His Charleston Concerto explores our complicated past and looks to a brighter tomorrow
Edward Hart is the composer-in-residence with the Charleston Symphony Orchestra.
Have you ever sensed the “music” of a muggy, summer night along the banks of a tidal creek at low tide—the warm, still air redolent with the aroma of pluff mud? Distinguished composer and Charleston native Edward Hart has indeed heard it—and much more—with his “mind’s ear,” welcoming it into the depths of his psyche and inspiring him to craft beautiful music for the rest of us. His rich, moving sonic creations have earned him a worldwide following as well as his current position as professor and chair of the Department of Music at College of Charleston. Most recently, Hart was appointed as composer-in-residence with the Charleston Symphony Orchestra (CSO), which commissioned him to write a concerto to commemorate the 350th anniversary of the city’s founding. Learn more about the composer, whose A Charleston Concerto debuts this month with the Shanghai Quartet.
Locally Grown: I’m old enough to remember the unrenovated Charleston, a time before fine dining, good coffee, and luxury hotels. It was quite a unique playground for a curious boy where, even then, I had a sense of the oldness of the place. These boyhood memories coupled with time spent in the saltwater estuaries still serve as musical inspiration decades later. Without trying to sound overly artsy, I’m trying to express the soul of the place—a tall, if not impossible, order.
Uncertain Beginning: I began piano lessons around four, but I knew fairly early that I would not be a concert pianist. I would occasionally fake my way through lessons claiming that I’d “written something special” for my teacher, when in reality, I’d just improvise—my first foray into composition. Perhaps even more important than lessons, my mother constantly played classical music records, creating a familiarity and love for the standard literature. As for my formal education, I started at College of Charleston as an economics major but quickly realized that music composition was more interesting to me than the Laffer curve.
Creative Process: I like setting out to express something outside of the music itself—a scene, a landscape, a feeling. Of course, the music must always be able to stand on its own. The hard part for me is finding the initial musical DNA, the small melodic, rhythmic, and harmonic material around which the entire work is constructed. After that is discovered, the compositional process becomes easier, but still not easy.
(Left) Fishing with his son; (Right) Hart started piano lessons when he was four.
Gullah Connection: I have loved Gullah spirituals for most of my life, and I believe they are our region’s most important contribution to the American musical lexicon.
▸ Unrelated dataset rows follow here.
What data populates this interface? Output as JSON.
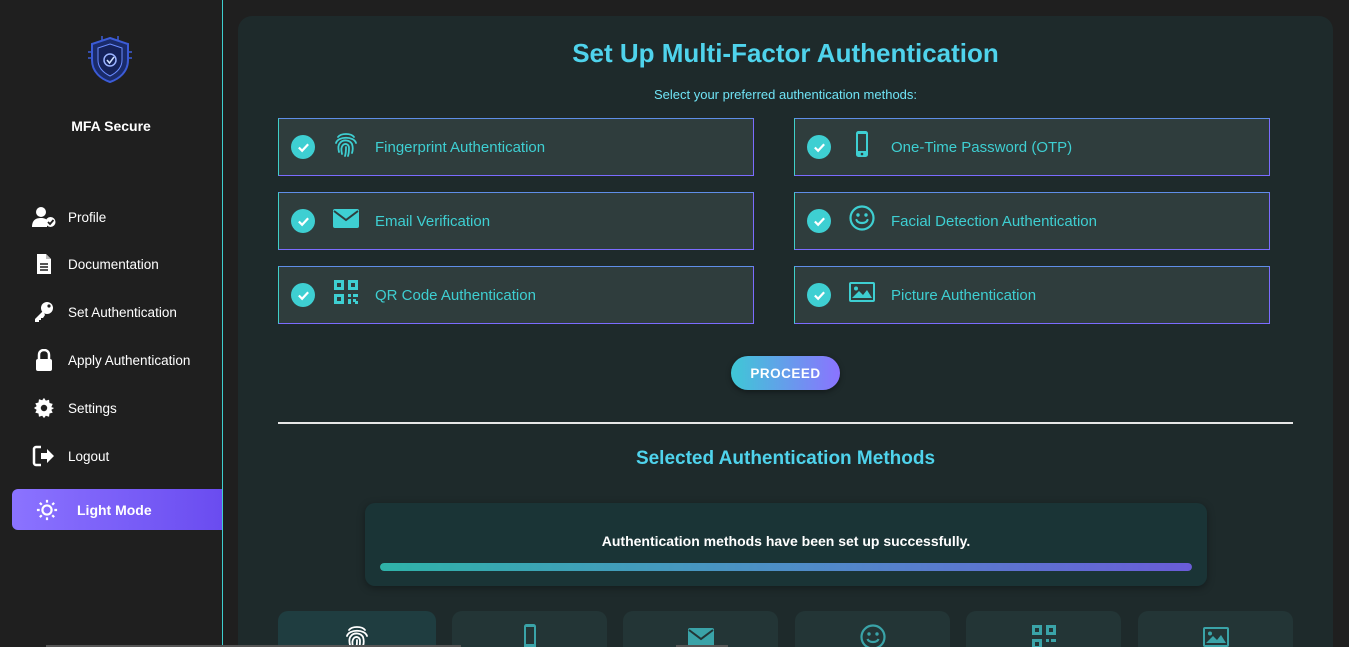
{
  "sidebar": {
    "brand": "MFA Secure",
    "items": [
      {
        "label": "Profile",
        "icon": "user-check-icon"
      },
      {
        "label": "Documentation",
        "icon": "document-icon"
      },
      {
        "label": "Set Authentication",
        "icon": "key-icon"
      },
      {
        "label": "Apply Authentication",
        "icon": "lock-icon"
      },
      {
        "label": "Settings",
        "icon": "gear-icon"
      },
      {
        "label": "Logout",
        "icon": "logout-icon"
      }
    ],
    "mode_toggle": {
      "label": "Light Mode",
      "icon": "sun-icon"
    }
  },
  "main": {
    "title": "Set Up Multi-Factor Authentication",
    "subtitle": "Select your preferred authentication methods:",
    "methods": [
      {
        "label": "Fingerprint Authentication",
        "icon": "fingerprint-icon",
        "selected": true
      },
      {
        "label": "One-Time Password (OTP)",
        "icon": "mobile-phone-icon",
        "selected": true
      },
      {
        "label": "Email Verification",
        "icon": "envelope-icon",
        "selected": true
      },
      {
        "label": "Facial Detection Authentication",
        "icon": "smiley-face-icon",
        "selected": true
      },
      {
        "label": "QR Code Authentication",
        "icon": "qr-code-icon",
        "selected": true
      },
      {
        "label": "Picture Authentication",
        "icon": "image-icon",
        "selected": true
      }
    ],
    "proceed_label": "PROCEED",
    "selected_title": "Selected Authentication Methods",
    "status_message": "Authentication methods have been set up successfully.",
    "progress": 1.0,
    "selected_cards": [
      "fingerprint-icon",
      "mobile-phone-icon",
      "envelope-icon",
      "smiley-face-icon",
      "qr-code-icon",
      "image-icon"
    ]
  },
  "colors": {
    "accent_cyan": "#4fd3ec",
    "accent_purple": "#7b6cff",
    "check_teal": "#3ecfd2"
  }
}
I wrote a dissertation supporting paper on Gullah spirituals in the early ’90s as part of my graduate work. As a composer, I think it is impossible not to be influenced by music you love.
Key Player: The commission for A Charleston Concerto to commemorate the city’s 350th anniversary is a real honor, but, at the same time, it is quite a responsibility. Put simply, I didn’t want to mess this up. I took a chronological approach to the work. The first movement, “Discovery,” seeks to imagine the feeling of the first people to gaze upon Charleston Harbor, long before the arrival of Europeans. The second movement, “Tragedy and Reconciliation,” grapples with our complex history and quotes two Gullah spiritual tunes for programmatic purposes and as an acknowledgement of this highly original musical tradition. The last movement, “Tomorrow,” recognizes our natural optimism and the shared belief that, despite past and present challenges, our best days are ahead.
First String: The Shanghai Quartet is the Rolling Stones of string quartets. I still have a hard time believing they are playing my music. More than once, I’ve flipped on NPR to hear them performing, and since I’m usually in the car, nobody is around for me to brag to, except maybe my wife, and that is probably not a good idea. The quartet is simply the best I could have hoped for. And, they are fantastic people, too!
Takeaways: At the end of the day, I just hope my music moves people.
Big Plans: While I’m hopeful that this recording and my association with the Shanghai Quartet will lead to more performances and commissions, many of my goals are non-musical. I’d like to be a better husband, father, son, friend, and colleague. I’d also like to catch more fish.
Videos of some of his previous works: Mozart in the Lowcountry, Composing Music Inspired by the Carolina Lowcountry, CSO - Under an Indigo Sky, CSO - Under an Indigo Sky 2, and Edward Hart.